[Start of Attachment]
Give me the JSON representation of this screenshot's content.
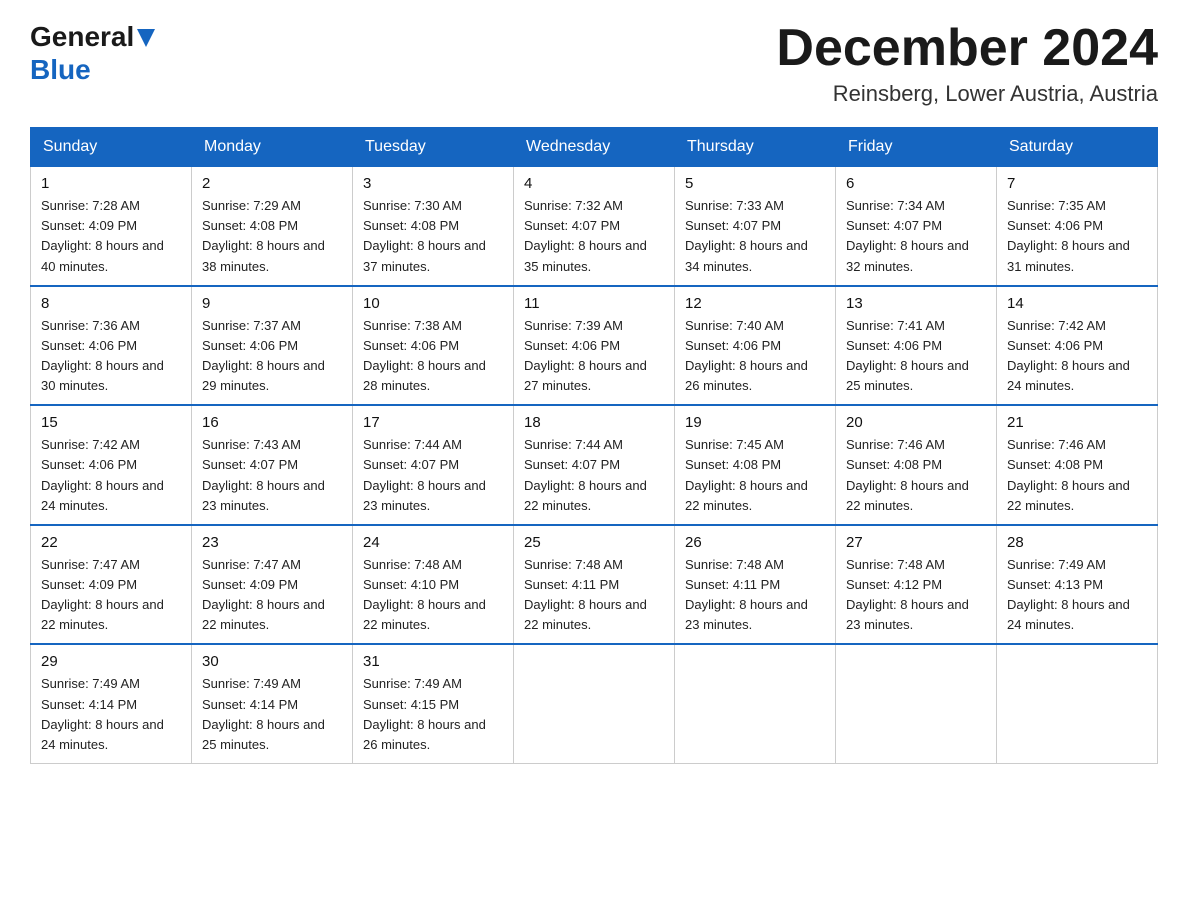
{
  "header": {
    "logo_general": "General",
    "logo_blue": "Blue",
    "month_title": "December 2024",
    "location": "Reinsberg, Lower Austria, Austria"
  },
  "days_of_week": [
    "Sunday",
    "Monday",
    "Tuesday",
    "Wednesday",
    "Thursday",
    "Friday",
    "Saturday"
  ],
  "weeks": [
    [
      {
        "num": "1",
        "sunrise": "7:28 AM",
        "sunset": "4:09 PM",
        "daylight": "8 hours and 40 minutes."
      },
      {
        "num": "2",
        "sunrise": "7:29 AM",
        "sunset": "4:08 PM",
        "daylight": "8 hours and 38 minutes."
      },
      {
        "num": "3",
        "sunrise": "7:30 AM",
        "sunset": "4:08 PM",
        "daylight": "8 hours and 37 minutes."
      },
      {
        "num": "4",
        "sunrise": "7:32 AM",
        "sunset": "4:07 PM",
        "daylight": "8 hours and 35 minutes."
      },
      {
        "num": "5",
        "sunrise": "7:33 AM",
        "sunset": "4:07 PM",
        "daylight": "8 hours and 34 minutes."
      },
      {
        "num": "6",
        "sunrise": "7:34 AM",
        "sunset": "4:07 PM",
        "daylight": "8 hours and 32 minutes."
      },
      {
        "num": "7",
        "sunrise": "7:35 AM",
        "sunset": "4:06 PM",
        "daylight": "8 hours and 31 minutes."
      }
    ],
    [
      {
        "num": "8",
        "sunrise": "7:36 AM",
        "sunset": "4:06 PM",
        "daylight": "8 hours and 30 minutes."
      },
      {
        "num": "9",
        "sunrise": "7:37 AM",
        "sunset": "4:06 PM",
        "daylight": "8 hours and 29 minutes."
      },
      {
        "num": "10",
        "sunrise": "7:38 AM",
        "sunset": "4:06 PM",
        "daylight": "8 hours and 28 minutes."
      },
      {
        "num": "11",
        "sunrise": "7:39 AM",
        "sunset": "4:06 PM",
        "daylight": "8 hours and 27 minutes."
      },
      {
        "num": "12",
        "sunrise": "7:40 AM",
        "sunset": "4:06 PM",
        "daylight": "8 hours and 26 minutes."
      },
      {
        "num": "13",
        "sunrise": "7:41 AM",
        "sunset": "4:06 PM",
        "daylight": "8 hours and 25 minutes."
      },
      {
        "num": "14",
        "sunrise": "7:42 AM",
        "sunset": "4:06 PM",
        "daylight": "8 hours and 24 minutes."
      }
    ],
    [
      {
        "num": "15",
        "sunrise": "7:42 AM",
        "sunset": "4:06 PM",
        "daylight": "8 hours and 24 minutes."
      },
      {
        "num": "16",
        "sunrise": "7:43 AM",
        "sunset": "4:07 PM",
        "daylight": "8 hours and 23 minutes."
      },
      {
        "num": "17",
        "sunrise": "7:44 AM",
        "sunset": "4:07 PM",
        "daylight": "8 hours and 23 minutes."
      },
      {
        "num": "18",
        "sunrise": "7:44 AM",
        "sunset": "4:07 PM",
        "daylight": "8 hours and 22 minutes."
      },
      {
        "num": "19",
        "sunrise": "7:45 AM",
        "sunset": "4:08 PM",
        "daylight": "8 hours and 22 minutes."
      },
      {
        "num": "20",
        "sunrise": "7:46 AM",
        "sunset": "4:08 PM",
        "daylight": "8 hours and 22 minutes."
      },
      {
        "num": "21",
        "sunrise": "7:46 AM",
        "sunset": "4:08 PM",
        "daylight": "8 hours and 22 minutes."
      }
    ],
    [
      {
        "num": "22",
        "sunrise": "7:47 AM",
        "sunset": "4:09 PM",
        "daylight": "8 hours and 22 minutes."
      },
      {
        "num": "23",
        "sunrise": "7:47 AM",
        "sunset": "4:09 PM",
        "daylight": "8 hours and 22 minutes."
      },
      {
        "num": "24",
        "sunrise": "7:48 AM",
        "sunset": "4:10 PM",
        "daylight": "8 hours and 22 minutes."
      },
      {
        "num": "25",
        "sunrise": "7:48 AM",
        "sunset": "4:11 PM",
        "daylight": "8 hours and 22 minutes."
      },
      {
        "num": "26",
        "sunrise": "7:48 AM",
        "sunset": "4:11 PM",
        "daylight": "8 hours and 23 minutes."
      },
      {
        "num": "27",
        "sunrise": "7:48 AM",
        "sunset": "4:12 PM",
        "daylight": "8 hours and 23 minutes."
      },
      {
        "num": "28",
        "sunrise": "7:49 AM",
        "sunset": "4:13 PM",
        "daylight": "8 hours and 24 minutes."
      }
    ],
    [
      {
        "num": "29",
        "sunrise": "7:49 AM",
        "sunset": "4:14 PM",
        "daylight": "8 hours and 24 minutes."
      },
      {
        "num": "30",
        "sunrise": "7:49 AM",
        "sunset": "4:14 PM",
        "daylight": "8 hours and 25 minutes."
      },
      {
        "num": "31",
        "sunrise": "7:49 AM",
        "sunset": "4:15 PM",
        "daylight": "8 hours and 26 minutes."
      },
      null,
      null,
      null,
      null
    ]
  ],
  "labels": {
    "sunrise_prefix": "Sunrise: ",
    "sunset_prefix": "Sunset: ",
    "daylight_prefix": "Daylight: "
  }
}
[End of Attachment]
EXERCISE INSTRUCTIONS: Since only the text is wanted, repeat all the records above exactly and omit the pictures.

TASK RESPONSE:
Give me the JSON representation of this screenshot's content.
{
  "header": {
    "logo_general": "General",
    "logo_blue": "Blue",
    "month_title": "December 2024",
    "location": "Reinsberg, Lower Austria, Austria"
  },
  "days_of_week": [
    "Sunday",
    "Monday",
    "Tuesday",
    "Wednesday",
    "Thursday",
    "Friday",
    "Saturday"
  ],
  "weeks": [
    [
      {
        "num": "1",
        "sunrise": "7:28 AM",
        "sunset": "4:09 PM",
        "daylight": "8 hours and 40 minutes."
      },
      {
        "num": "2",
        "sunrise": "7:29 AM",
        "sunset": "4:08 PM",
        "daylight": "8 hours and 38 minutes."
      },
      {
        "num": "3",
        "sunrise": "7:30 AM",
        "sunset": "4:08 PM",
        "daylight": "8 hours and 37 minutes."
      },
      {
        "num": "4",
        "sunrise": "7:32 AM",
        "sunset": "4:07 PM",
        "daylight": "8 hours and 35 minutes."
      },
      {
        "num": "5",
        "sunrise": "7:33 AM",
        "sunset": "4:07 PM",
        "daylight": "8 hours and 34 minutes."
      },
      {
        "num": "6",
        "sunrise": "7:34 AM",
        "sunset": "4:07 PM",
        "daylight": "8 hours and 32 minutes."
      },
      {
        "num": "7",
        "sunrise": "7:35 AM",
        "sunset": "4:06 PM",
        "daylight": "8 hours and 31 minutes."
      }
    ],
    [
      {
        "num": "8",
        "sunrise": "7:36 AM",
        "sunset": "4:06 PM",
        "daylight": "8 hours and 30 minutes."
      },
      {
        "num": "9",
        "sunrise": "7:37 AM",
        "sunset": "4:06 PM",
        "daylight": "8 hours and 29 minutes."
      },
      {
        "num": "10",
        "sunrise": "7:38 AM",
        "sunset": "4:06 PM",
        "daylight": "8 hours and 28 minutes."
      },
      {
        "num": "11",
        "sunrise": "7:39 AM",
        "sunset": "4:06 PM",
        "daylight": "8 hours and 27 minutes."
      },
      {
        "num": "12",
        "sunrise": "7:40 AM",
        "sunset": "4:06 PM",
        "daylight": "8 hours and 26 minutes."
      },
      {
        "num": "13",
        "sunrise": "7:41 AM",
        "sunset": "4:06 PM",
        "daylight": "8 hours and 25 minutes."
      },
      {
        "num": "14",
        "sunrise": "7:42 AM",
        "sunset": "4:06 PM",
        "daylight": "8 hours and 24 minutes."
      }
    ],
    [
      {
        "num": "15",
        "sunrise": "7:42 AM",
        "sunset": "4:06 PM",
        "daylight": "8 hours and 24 minutes."
      },
      {
        "num": "16",
        "sunrise": "7:43 AM",
        "sunset": "4:07 PM",
        "daylight": "8 hours and 23 minutes."
      },
      {
        "num": "17",
        "sunrise": "7:44 AM",
        "sunset": "4:07 PM",
        "daylight": "8 hours and 23 minutes."
      },
      {
        "num": "18",
        "sunrise": "7:44 AM",
        "sunset": "4:07 PM",
        "daylight": "8 hours and 22 minutes."
      },
      {
        "num": "19",
        "sunrise": "7:45 AM",
        "sunset": "4:08 PM",
        "daylight": "8 hours and 22 minutes."
      },
      {
        "num": "20",
        "sunrise": "7:46 AM",
        "sunset": "4:08 PM",
        "daylight": "8 hours and 22 minutes."
      },
      {
        "num": "21",
        "sunrise": "7:46 AM",
        "sunset": "4:08 PM",
        "daylight": "8 hours and 22 minutes."
      }
    ],
    [
      {
        "num": "22",
        "sunrise": "7:47 AM",
        "sunset": "4:09 PM",
        "daylight": "8 hours and 22 minutes."
      },
      {
        "num": "23",
        "sunrise": "7:47 AM",
        "sunset": "4:09 PM",
        "daylight": "8 hours and 22 minutes."
      },
      {
        "num": "24",
        "sunrise": "7:48 AM",
        "sunset": "4:10 PM",
        "daylight": "8 hours and 22 minutes."
      },
      {
        "num": "25",
        "sunrise": "7:48 AM",
        "sunset": "4:11 PM",
        "daylight": "8 hours and 22 minutes."
      },
      {
        "num": "26",
        "sunrise": "7:48 AM",
        "sunset": "4:11 PM",
        "daylight": "8 hours and 23 minutes."
      },
      {
        "num": "27",
        "sunrise": "7:48 AM",
        "sunset": "4:12 PM",
        "daylight": "8 hours and 23 minutes."
      },
      {
        "num": "28",
        "sunrise": "7:49 AM",
        "sunset": "4:13 PM",
        "daylight": "8 hours and 24 minutes."
      }
    ],
    [
      {
        "num": "29",
        "sunrise": "7:49 AM",
        "sunset": "4:14 PM",
        "daylight": "8 hours and 24 minutes."
      },
      {
        "num": "30",
        "sunrise": "7:49 AM",
        "sunset": "4:14 PM",
        "daylight": "8 hours and 25 minutes."
      },
      {
        "num": "31",
        "sunrise": "7:49 AM",
        "sunset": "4:15 PM",
        "daylight": "8 hours and 26 minutes."
      },
      null,
      null,
      null,
      null
    ]
  ],
  "labels": {
    "sunrise_prefix": "Sunrise: ",
    "sunset_prefix": "Sunset: ",
    "daylight_prefix": "Daylight: "
  }
}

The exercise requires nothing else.